This weekend saw me performing at the Komedia in Brighton, undoubtedly one of the best venues for non-arena filling comedians in Britain, if not the world. Brighton has always struck me as the place you go to retire if you have made an irreversible fashion error in your youth – a bizarre piercing perhaps, or a tattoo of dogs playing snooker. However, if you can excuse the ridiculously high percentage of white people with dreadlocks, not to mention the stags, hens and general drunkards of a sweltering July tourist weekend, the town remains a liberal delight. Especially if you actually go to Hove, where you’re less likely to get rollerbladed into.
I have tried to go for coffee or ice cream at Marrocco’s a number of times and heard great things, but have never been so committed that I was prepared to brave the inevitable queue that snakes outside from the chiller cabinets. On this occasion, however, I wanted lunch, and there was far more space in the cool, tidy restaurant at the back than there was out front. No one’s going to win any design awards here, but for food, value and service, you’d be hard pressed to do much better. Unless you’re the table behind us, whom I heard complaining about I’m not sure what, but who had clearly ordered pie and chips in a rather good Italian on a boilingly hot summers day, so have only themselves to blame.
We thought we were ordering a light lunch. Drinking only good coffee and tap water, we shared a Guazzetto di Pesce and the Antipasto Misto, which at only £10.95 was unlikely to leave us too bloated, we thought, wrongly.
I don’t speak Italian. I visited Rome for the first time earlier this year and loved it, but I couldn’t claim any expertise in anything Italian, except perhaps for Gallo socks, which I’m not going to mention again in case anyone asks how much I spent on them. I did know I was ordering fish soup, but I think I was vaguely expecting something more akin to a soupe de poissons (nope, don’t speak French either,) or bouillabaisse. What I got was an enormous pile of mussels, octopi, prawns, calamari and cherry tomatoes in an elegant pool of clear, buttery, garlicky broth. While I began making my way through this, garlic bread and bruschetta arrived. With garlic on it. I have to say, if you don’t like garlic, this probably isn’t the place for you, but then again, if you don’t like garlic, I’d probably advise you to go away and read something else.

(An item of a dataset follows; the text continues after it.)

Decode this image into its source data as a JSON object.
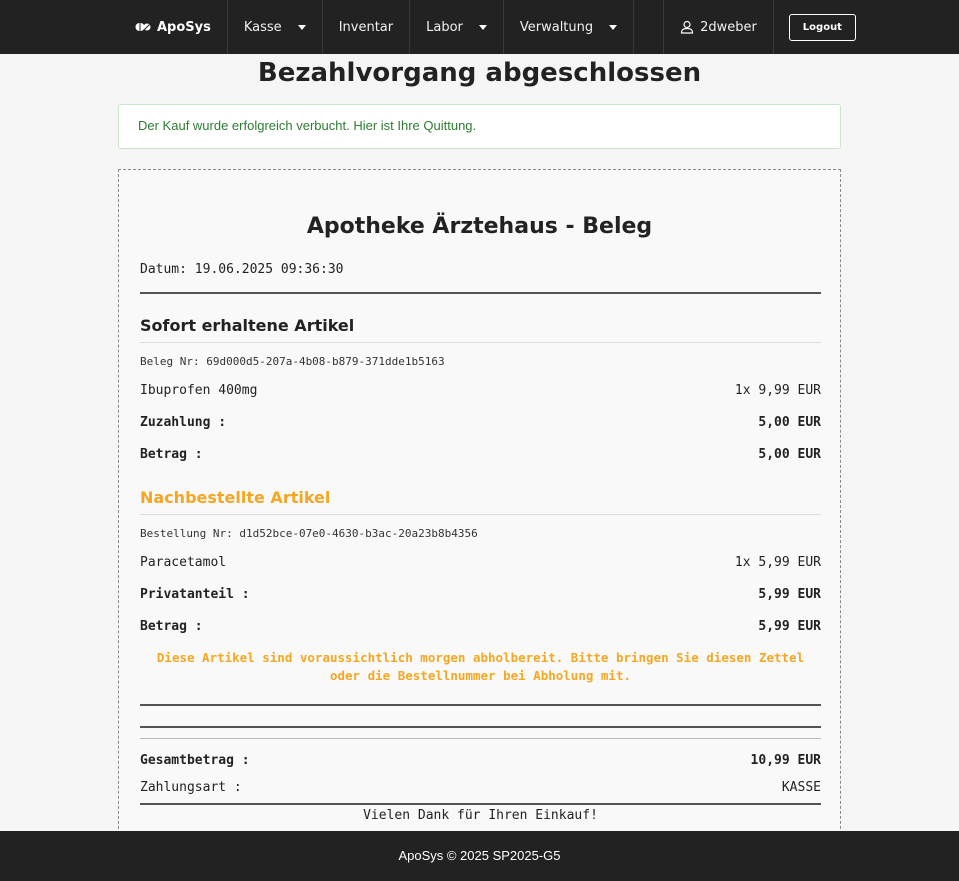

Then the antipasto arrived. I’m not going to lie to you – I’m going to play pretty ignorant now, because I am. I could Google feverishly and make a moderately good stab at telling you what was on the plate, but sometimes ignorance is bliss. Suffice it to say, there was lots of it and it was delicious – I took a picture of it so you can see for yourselves.
There were definitely sun dried tomatoes and Napoli salami. And about two other types of salami. And prosciutto. And that flat dry bread a bit like one half of a pitta crossed with a poppadom. And mortadello (? – the pink one with spots of fat and pistachios in it,) and some really lovely plain, sweet, thin cut ham. And those glowingly bright green olives that I can’t remember the name of either. And something totally delicious that I know I can’t pronounce, because I asked and I couldn’t, but was some sort of Calabrian salami which looked as though it was surrounded by fat which actually turned out to be provolone cheese. As an idea this is so thumpingly brilliant (and Italian) that I can’t believe I’d never heard of it before. There was parmesan and another hard cheese, I think pecorino – you could hear the crystals crunch between your teeth. There was a bit of lettuce underneath but we need not speak of that. We almost finished everything else.
Admittedly, we had not exactly stretched the kitchen. Antipasto could be filed under that category of cooking that could be called ‘arranging,’ but when things this good are arranged this well, you’ll get no complaints from me. The bill, including service came to a mere £27.39, and my only complaint was that I didn’t have space for an ice cream. Or a pie.